Upon arrival at the man’s apartment, the sexual escapade is quickly shattered when the woman grows fangs and bites the drug dealer, exposing this mystifying woman as a vampire. One night after taking drugs at a costume party, Arash is found dazed and alone in the streets by the nameless vampiric woman and she becomes charmed by his naive and sweet personality. A Girl Walks Home Alone at Night progresses as the unlikely duo learn more about one another.

A Girl Walks Home Alone at Night reflects many cinematic influences, predominantly from the horror and western genres, to create a viewing experience to be interpreted as greatly modern and alluring. The film’s straightforward plot allows for examination of the themes presented on screen, most predominantly the central vampire character, who represents so many interesting contradictions as this unlikely female antihero in a difficult physical setting where she is able to maintain a degree of autonomy that other women cannot. Void of heart-stopping jump cuts and a shocking climax, A Girl Walks Home Alone at Night may be far from the traditional horror film but this contemporary Iranian film oozes a rare coolness and romance that should not be missed by horror film buffs.


9. Under the Shadow (2016)


This list makes its way to the Middle East again with the Persian-language psychological horror Under the Shadow, directed by Babak Anvari and released in 2016. Taking place in the 1980’s during the War of the Cities, Under the Shadows focuses on a family who experience the haunting of a spirit while navigating the turbulence and danger of living in war-torn Tehran.

As the Iran-Iraq War escalates, husband and father Iraj is called to mandatory military service. Against Iraj’s wishes, his wife Shideh chooses to stay at their apartment in Tehran with their daughter instead of fleeing for safety in the country like many others. Soon after, their young daughter Dorsa meets another child in the family’s apartment building who warns Dorsa of Djinns, a type of spirit in Islamic mythology. As the war in Tehran intensifies, Shideh and Dorsa witness a varying degree of emotional and paranormal situations in their apartment that coexist with their fears and anxieties of the wartimes.

Under the Shadow stands out as a film that masterfully combines elements of existential dread and supernatural horror to create a film that is both thoughtful and entertaining. As the film moves forward, the audience is absorbed into the day-to-day lives of Shideh and her daughter who live in times of great unrest and uncertainty. Under the Shadow is a cerebral type of horror film that needs to be seen.


10. The Wailing (2016)

Yet another South Korean horror flick to make this list is Na Hong-jin’s 2016 film The Wailing. This epic horror combines many elements of the genre including demonic possession and graphic violence to create a roughly two-and-a-half hour cinematic experience of fiercely thought-provoking horror. The Wailing takes place in an isolated village that is violently disrupted when a Japanese outsider comes into town.

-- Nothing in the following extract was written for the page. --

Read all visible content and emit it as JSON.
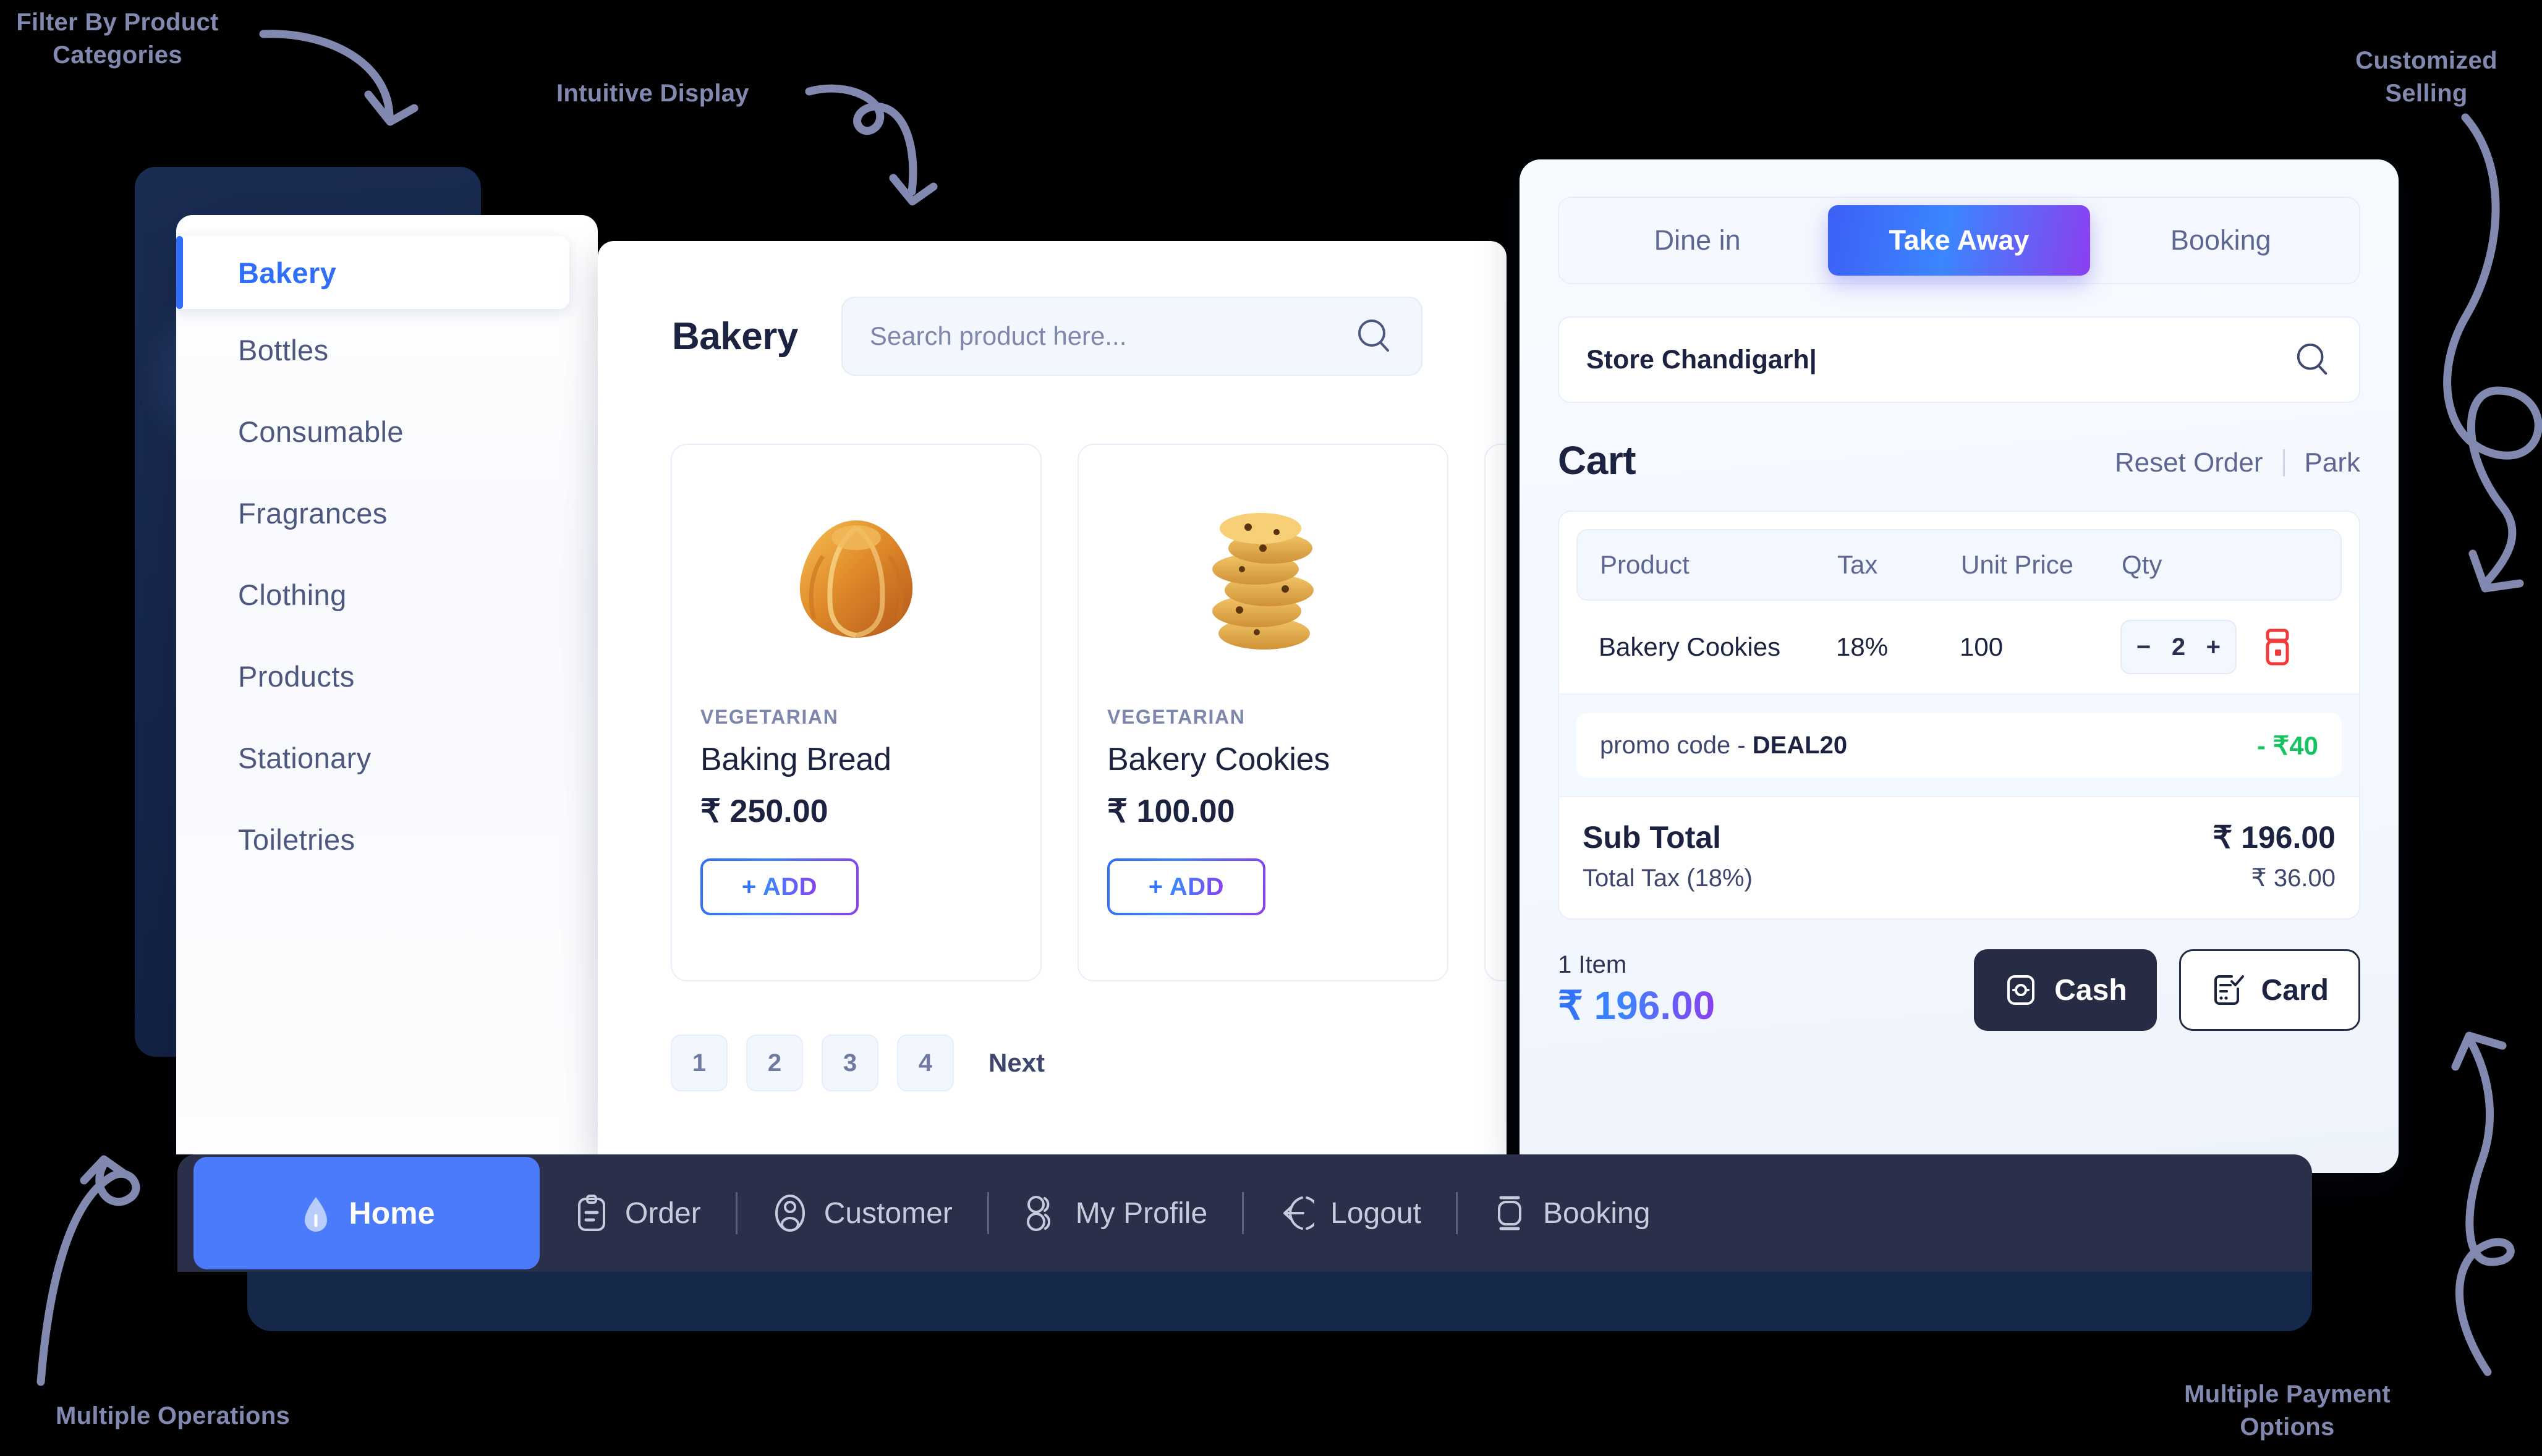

Jong-goo is a dopey, gone-to-seed cop who lives a quiet life until sudden murderous outbreaks begin to plague his town. The townsfolk believe a Japanese man who has recently moved to the village is behind the murders, many of them thinking the stranger is a demon. After unsuccessfully investigating the Japanese man, Jong-goo’s young daughter begins to experience fits of delirium and develops a rash, similar behavior shown by the townspeople who went on murder sprees. As Jong-goo desperately searches for answers to cure his daughter and placate the town, he finds answers and truths that are dark, twisted, and truly unforeseen.

The Wailing is certainly a long film to sit through, but the film never ceases to disturb or impress. While the ambitious filmmaking may include some devices that are typical of the horror genre, The Wailing infuses these devices with Korean cultural elements of the past and present as they have never been used in filmmaking before. The style of the film is noteworthy as well, showcasing the peaceful scenery of this small village in contrast to the scenes of intense gore and brutality. Definitely a film that will slowly permeate the brain and sit with a viewer overtime, The Wailing is a dynamic Korean horror film that is a gratifying experience.